Counter-intuitively, rather than being a win, the extinction of even the most dangerous animals would be a disaster to some extinct. Eight years ago, World Wildlife Fund (WWF), an international non-governmental organization addressed this in an ad campaign calling people to keep ecosystems safe. They portrayed some animals commonly viewed as frightening and suggested that their disappearance would be even scarier. Their simple, but effective advertisement campaign captured a lot of attention and conveyed the message that every species is an integral part of the ecosystem; the absence of one would create an imbalance of unknown (and unmeasurable) magnitude. The photograph series included snakes, vultures, and sharks which are carelessly hunted because of their negative reputation.
Apart from WWF, other groups have been advocating for “harmful” animals to prove their indirect benefits and change our stereotype about them. For instance, scientists at the University College London are trying to rehabilitate the image of wasps, which are just as important as bees.

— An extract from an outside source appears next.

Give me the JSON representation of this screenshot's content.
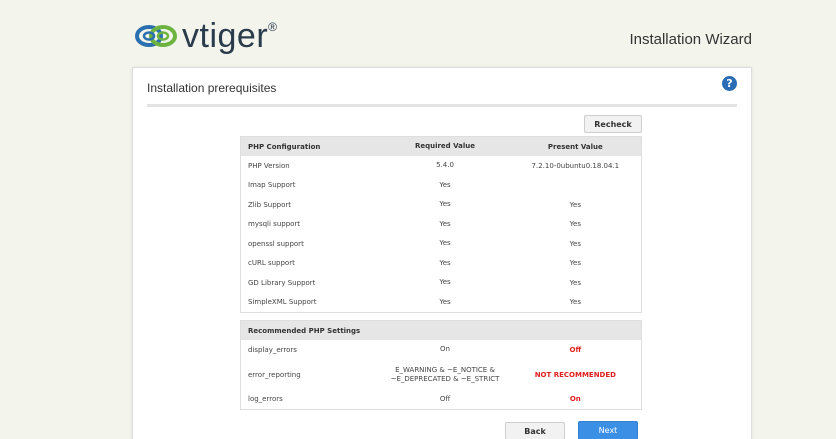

Aside from their pollination role, wasps “eat the pests that devour our crops and the insects that spread disease” (CBC). Likewise, researchers have proven that sharks are far less dangerous than their typical depiction in movies. ”According to Oceana, of the nearly 500 species of sharks, only about a dozen are potentially dangerous to humans” (PBS). Others go further to say that we are a bigger threat to sharks than they are for us.
We can’t certainly pretend that all animals are harmless, but before pronouncing their extinction, remember that they exist for a reason.
Written by Kelly Jean, Class of 2021
Photo Credit: lvkjournal.tumblr.com